Under this legislation the three judges appointed to hear cases in Nunavut will have the same power and authority to hear all cases without the need to refer to a higher court level. At the same time, a court of appeal, about which I have heard a number of questions asked, will still exist should appeals be made, namely the Nunavut court of appeal.
This legislation will allow a one-level court system to be introduced to the eastern Arctic. The western region of the Northwest Territories, as well as the rest of Canada will closely watch this experimental system. Should it be successful, I understand that the western region is considering adopting a similar approach for its own judicial system.
I have had the opportunity on a few occasions to travel to the western and eastern Arctic and I am looking forward to the creation of Nunavut on April 1. Last year I had the opportunity to speak to other amendments to the Nunavut Act that will help to ensure that programs and procedures are in place and operational on April 1, 1999.
This legislation will also provide additional seats in this House, which will allow representation for both territories which are currently the Northwest Territories.
The PC Party was instrumental in establishing the basis for this new territory. I am pleased to have had the opportunity to work on this piece of legislation, one that will ensure everything is in place and ready to go next April. This will be an historic time for Canada and it provides an excellent opportunity to introduce a one court system.
Whether the court system meets the high expectations of the Inuit remains to be seen, but it will be an opportunity to see how the justice system can be adapted to unique circumstances.
While a one court system has been discussed on different occasions as an alternative to the two court system, it has never been implemented. Given the conditions existing in the eastern Arctic, it is an excellent opportunity to introduce such a system.
It is assumed that the one court system will have the advantage of being both cheaper to operate and more efficient with only one level of court to travel to the various communities instead of two. This should reduce the operating costs, particularly since it is necessary to fly to the outlying communities.
This is especially relevant when one considers that the new territory of Nunavut consists of 26 communities with a total population of approximately 26,000 people. This system may also improve efficiency since each judge will be able to preside over the various types of cases and it should reduce the scheduling program problems that the two court levels would entail.
On the other hand, this means only one system is available for different types of offences combining territorial and federal issues and jurisdictions. This may raise concerns about the fairness of a system that hears cases from all levels.
At the same time, while there may be some adjustments to the new system and some minor hurdles to overcome, the system will be unique to the new territory and closely monitored by the Government of Canada, particularly the western portion of the current Northwest Territories.
The legislation is necessary to establish the judicial system as a one court system, another step in ensuring a smooth transition to the new territory on April 1, 1999.
The Progressive Conservative Party has always supported the creation of Nunavut and the land claims settlement that set out the establishment of the new territory.
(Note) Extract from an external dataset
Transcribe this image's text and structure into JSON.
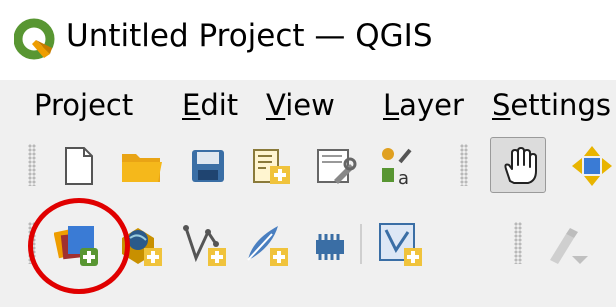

I am looking forward to the creation of Nunavut next year and will continue to support legislation that assists in this endeavour.
I welcome the opportunity to study the legislation at committee.